MasterCard and Discover Card Brands Revise Minimum Transaction Amount Rules. Effective immediately, MasterCard and Discover announced a revision to their rules permitting Merchants the ability to set a minimum transaction amount of up to $10 on a Card Sale or Cash Advance when the purchase is made with a Credit Card (a card account that accesses a credit account) and does not differentiate between issuers or other card acceptance brands. Setting a minimum transaction amount limit for debit cards (Pin Debit or Signature Debit) is still prohibited.
See related article Visa, MasterCard minimum transaction limit changes which highlights how this rule came about from the Durbin Amendment, passed and signed into law, July 2010.
Visa and MasterCard merchant card acceptance policies state that merchants cannot set a minimum for accepting credit cards on a transaction. If you accept the card, you must accept for all transactions. This has not stopped businesses, especially restaurants and quick stop stores from posting signs with $10 minimum charge. The repercussion for merchants can be fines and removal of card acceptance privileges. Additionally there are state laws that address this issue and conflict with the card association regulations.
Why do merchants want to set a minimum fee? The problem is the high cost of credit and debit card processing relative to their profit margins. For example, a typical sale costs the merchant a percentage rate and a per item fee. If 2% plus $.20 per item, that’s the equivalent of 4% fee for accepting a card for payment.
The 2010 Durbin amendment specifically addresses this issue in this section:
- Setting of maximum/minimum transaction thresholds for use of a credit card
The Senate-passed amendment provided that card networks could not prevent merchants from setting a minimum or maximum dollar amount for payment by credit card.
The compromise provides that such a minimum may not exceed $10, with authority given to the Fed to increase that dollar amount. The compromise also limits the ability to set maximums for payment by credit card to the Federal government and colleges and universities. The compromise further clarifies the Senate language and establishes that a minimum payment not exceed $10 matching laws currently on the books in a number of states.

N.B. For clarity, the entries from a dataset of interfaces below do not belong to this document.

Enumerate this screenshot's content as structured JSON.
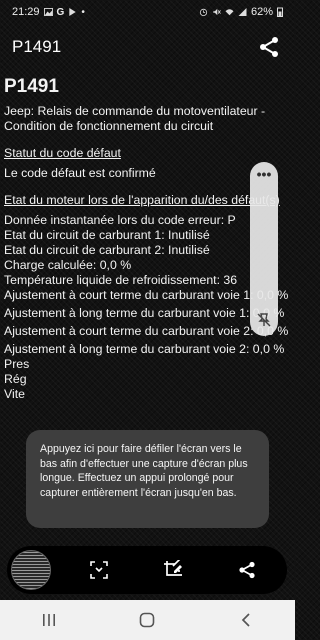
{
  "status_bar": {
    "time": "21:29",
    "google_letter": "G",
    "notification_dot": "•",
    "battery": "62%",
    "icons": [
      "gallery-icon",
      "google-icon",
      "play-icon",
      "alarm-icon",
      "mute-icon",
      "wifi-icon",
      "signal-icon",
      "battery-icon"
    ]
  },
  "app_bar": {
    "title": "P1491",
    "share_icon": "share-icon"
  },
  "content": {
    "code": "P1491",
    "description": "Jeep: Relais de commande du motoventilateur - Condition de fonctionnement du circuit",
    "status_title": "Statut du code défaut",
    "status_value": "Le code défaut est confirmé",
    "engine_title": "Etat du moteur lors de l'apparition du/des défaut(s)",
    "engine_rows": [
      "Donnée instantanée lors du code erreur: P",
      "Etat du circuit de carburant 1: Inutilisé",
      "Etat du circuit de carburant 2: Inutilisé",
      "Charge calculée: 0,0 %",
      "Température liquide de refroidissement: 36",
      "Ajustement à court terme du carburant voie 1: 0,0 %",
      "Ajustement à long terme du carburant voie 1: 0,0 %",
      "Ajustement à court terme du carburant voie 2: 0,0 %",
      "Ajustement à long terme du carburant voie 2: 0,0 %",
      "Pres",
      "Rég",
      "Vite"
    ]
  },
  "floating_panel": {
    "dots": "•••"
  },
  "tooltip": {
    "text": "Appuyez ici pour faire défiler l'écran vers le bas afin d'effectuer une capture d'écran plus longue. Effectuez un appui prolongé pour capturer entièrement l'écran jusqu'en bas."
  },
  "capture_toolbar": {
    "buttons": [
      "scroll-capture-icon",
      "crop-edit-icon",
      "share-icon"
    ]
  },
  "nav_bar": {
    "buttons": [
      "recents-icon",
      "home-icon",
      "back-icon"
    ]
  },
  "colors": {
    "background": "#121212",
    "text": "#f3f3f3",
    "tooltip_bg": "#404040",
    "nav_bg": "#f1f1f1"
  }
}
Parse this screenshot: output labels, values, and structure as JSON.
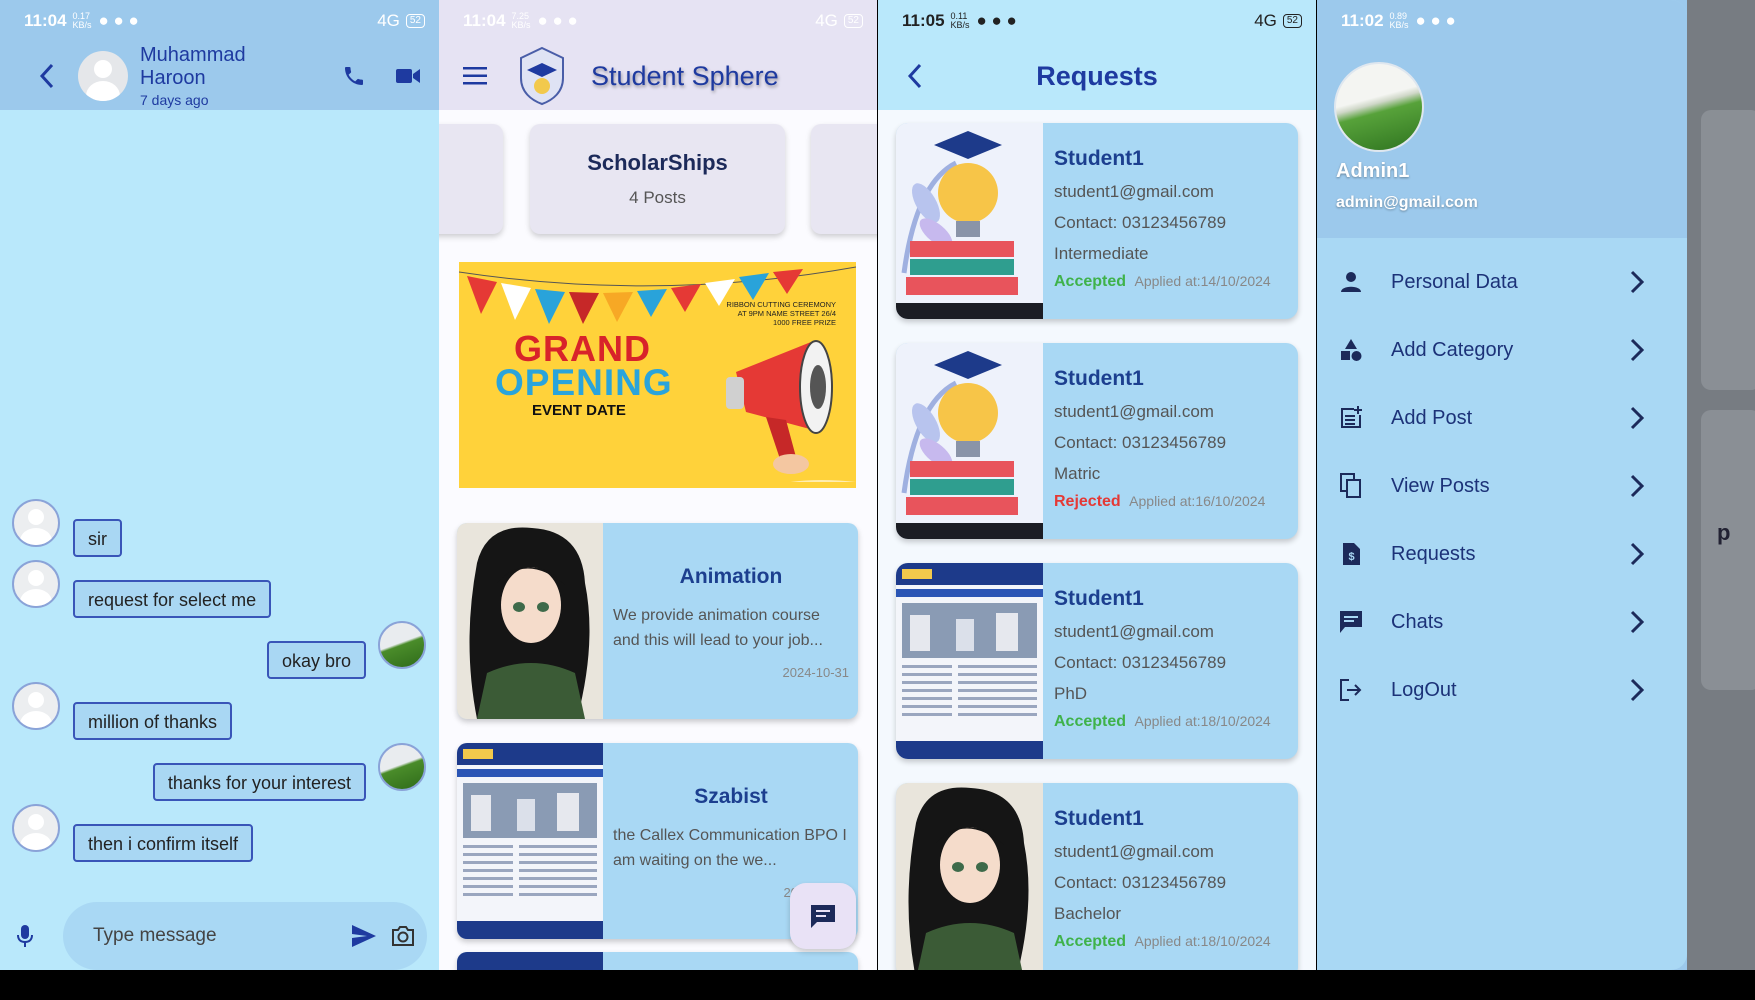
{
  "status_bars": {
    "p1": {
      "time": "11:04",
      "speed": "0.17 KB/s",
      "network": "4G",
      "battery": "52"
    },
    "p2": {
      "time": "11:04",
      "speed": "7.25 KB/s",
      "network": "4G",
      "battery": "52"
    },
    "p3": {
      "time": "11:05",
      "speed": "0.11 KB/s",
      "network": "4G",
      "battery": "52"
    },
    "p4": {
      "time": "11:02",
      "speed": "0.89 KB/s",
      "network": "4G",
      "battery": "52"
    }
  },
  "chat": {
    "contact_name": "Muhammad Haroon",
    "last_seen": "7 days ago",
    "messages": [
      {
        "text": "sir",
        "from": "other"
      },
      {
        "text": "request for select me",
        "from": "other"
      },
      {
        "text": "okay bro",
        "from": "self"
      },
      {
        "text": "million of thanks",
        "from": "other"
      },
      {
        "text": "thanks for your interest",
        "from": "self"
      },
      {
        "text": "then i confirm itself",
        "from": "other"
      }
    ],
    "input_placeholder": "Type message"
  },
  "home": {
    "app_title": "Student Sphere",
    "category": {
      "name": "ScholarShips",
      "count": "4 Posts"
    },
    "banner": {
      "line1": "GRAND",
      "line2": "OPENING",
      "line3": "EVENT DATE",
      "info": "RIBBON CUTTING CEREMONY AT 9PM NAME STREET 26/4 1000 FREE PRIZE"
    },
    "posts": [
      {
        "title": "Animation",
        "description": "We provide animation course and this will lead to your job...",
        "date": "2024-10-31"
      },
      {
        "title": "Szabist",
        "description": "the Callex Communication BPO I am waiting on the we...",
        "date": "2024-11-30"
      }
    ]
  },
  "requests": {
    "title": "Requests",
    "items": [
      {
        "name": "Student1",
        "email": "student1@gmail.com",
        "contact": "Contact: 03123456789",
        "level": "Intermediate",
        "status": "Accepted",
        "applied": "Applied at:14/10/2024"
      },
      {
        "name": "Student1",
        "email": "student1@gmail.com",
        "contact": "Contact: 03123456789",
        "level": "Matric",
        "status": "Rejected",
        "applied": "Applied at:16/10/2024"
      },
      {
        "name": "Student1",
        "email": "student1@gmail.com",
        "contact": "Contact: 03123456789",
        "level": "PhD",
        "status": "Accepted",
        "applied": "Applied at:18/10/2024"
      },
      {
        "name": "Student1",
        "email": "student1@gmail.com",
        "contact": "Contact: 03123456789",
        "level": "Bachelor",
        "status": "Accepted",
        "applied": "Applied at:18/10/2024"
      }
    ],
    "colors": {
      "accepted": "#3fb24a",
      "rejected": "#e53935"
    }
  },
  "drawer": {
    "user_name": "Admin1",
    "user_email": "admin@gmail.com",
    "items": [
      {
        "label": "Personal Data",
        "icon": "person-icon"
      },
      {
        "label": "Add Category",
        "icon": "category-icon"
      },
      {
        "label": "Add Post",
        "icon": "post-add-icon"
      },
      {
        "label": "View Posts",
        "icon": "copy-icon"
      },
      {
        "label": "Requests",
        "icon": "request-icon"
      },
      {
        "label": "Chats",
        "icon": "chat-icon"
      },
      {
        "label": "LogOut",
        "icon": "logout-icon"
      }
    ]
  },
  "colors": {
    "accent": "#1e3aa0",
    "chat_bg": "#b9e8fb",
    "card_bg": "#a9d8f4",
    "header_bg": "#9cc9ec"
  }
}
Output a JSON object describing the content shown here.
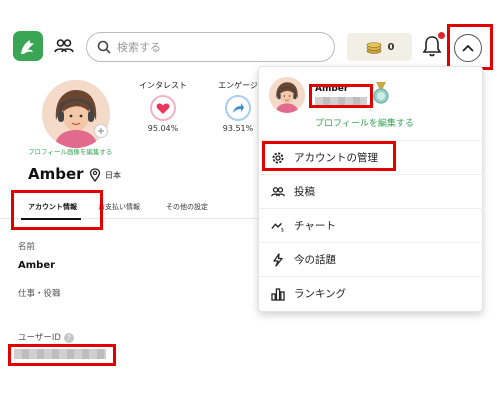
{
  "header": {
    "search_placeholder": "検索する",
    "coin_count": "0"
  },
  "profile": {
    "edit_link": "プロフィール画像を編集する",
    "name": "Amber",
    "location": "日本",
    "stats": [
      {
        "label": "インタレスト",
        "value": "95.04%",
        "color": "#e8365d"
      },
      {
        "label": "エンゲージ",
        "value": "93.51%",
        "color": "#3b8fd8"
      }
    ],
    "tabs": [
      "アカウント情報",
      "お支払い情報",
      "その他の設定"
    ],
    "fields": {
      "name_label": "名前",
      "name_value": "Amber",
      "job_label": "仕事・役職",
      "user_id_label": "ユーザーID",
      "help_glyph": "?"
    }
  },
  "dropdown": {
    "name": "Amber",
    "edit_profile": "プロフィールを編集する",
    "items": [
      {
        "label": "アカウントの管理",
        "icon": "gear-icon"
      },
      {
        "label": "投稿",
        "icon": "people-icon"
      },
      {
        "label": "チャート",
        "icon": "trend-icon"
      },
      {
        "label": "今の話題",
        "icon": "lightning-icon"
      },
      {
        "label": "ランキング",
        "icon": "ranking-icon"
      }
    ]
  },
  "colors": {
    "accent_green": "#36a355",
    "highlight_red": "#e00000",
    "notification_red": "#e3232f"
  }
}
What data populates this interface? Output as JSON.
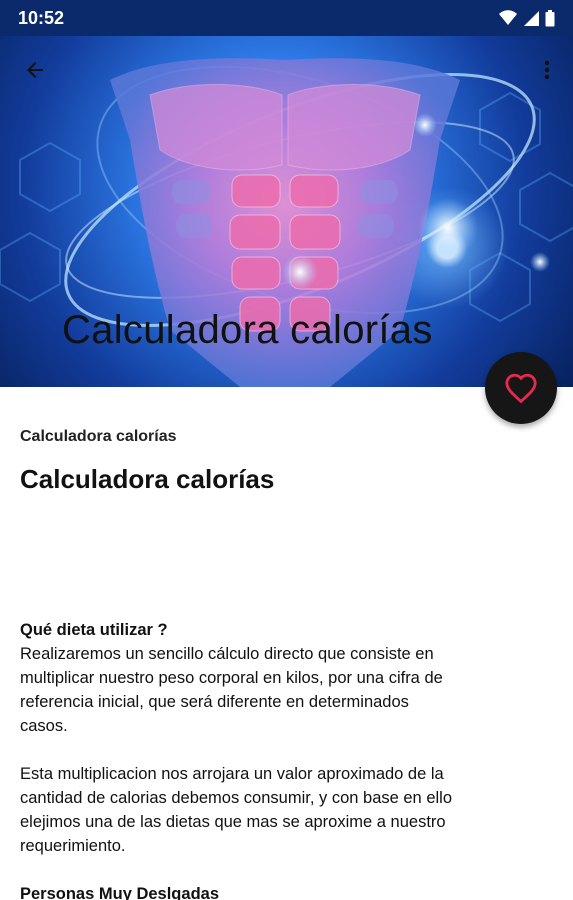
{
  "status_bar": {
    "time": "10:52",
    "icons": [
      "wifi-icon",
      "signal-icon",
      "battery-icon"
    ]
  },
  "hero": {
    "title": "Calculadora calorías",
    "accent": "#1e5fd6"
  },
  "toolbar": {
    "back_icon": "arrow-back-icon",
    "menu_icon": "more-vert-icon"
  },
  "fab": {
    "icon": "heart-outline-icon",
    "icon_color": "#e8294f"
  },
  "content": {
    "subtitle": "Calculadora calorías",
    "title": "Calculadora calorías",
    "section1_heading": "Qué dieta utilizar ?",
    "section1_lines": [
      "Realizaremos un sencillo cálculo directo que consiste en",
      "multiplicar nuestro peso corporal en kilos, por una cifra de",
      "referencia inicial, que será diferente en determinados",
      "casos."
    ],
    "section2_lines": [
      "Esta multiplicacion nos arrojara un valor aproximado de la",
      "cantidad de calorias debemos consumir, y con base en ello",
      "elejimos una de las dietas que mas se aproxime a nuestro",
      "requerimiento."
    ],
    "section3_heading": "Personas Muy Deslgadas"
  }
}
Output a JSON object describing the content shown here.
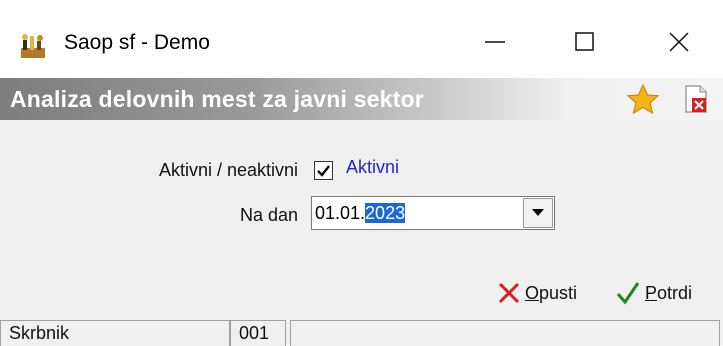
{
  "window": {
    "title": "Saop sf - Demo",
    "app_icon": "saop-app-icon",
    "controls": [
      "minimize-icon",
      "maximize-icon",
      "close-icon"
    ]
  },
  "header": {
    "title": "Analiza delovnih mest za javni sektor",
    "icons": [
      "star-icon",
      "pdf-close-icon"
    ]
  },
  "form": {
    "active_label": "Aktivni / neaktivni",
    "active_checked": true,
    "active_checkbox_label": "Aktivni",
    "date_label": "Na dan",
    "date_value_prefix": "01.01.",
    "date_value_selected": "2023"
  },
  "actions": {
    "cancel_underlined": "O",
    "cancel_rest": "pusti",
    "confirm_underlined": "P",
    "confirm_rest": "otrdi"
  },
  "status_bar": {
    "cell1": "Skrbnik",
    "cell2": "001",
    "cell3": ""
  },
  "colors": {
    "checkbox_label": "#2222dd",
    "selection": "#1e67d8",
    "cancel_icon": "#d61f1f",
    "confirm_icon": "#1a8a1a",
    "star": "#f6b316"
  }
}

It’s important to note that the Durbin Amendment is still a work in progress that will give the Federal Reserve new powers. Not everyone thinks this is a great idea, as we published in the article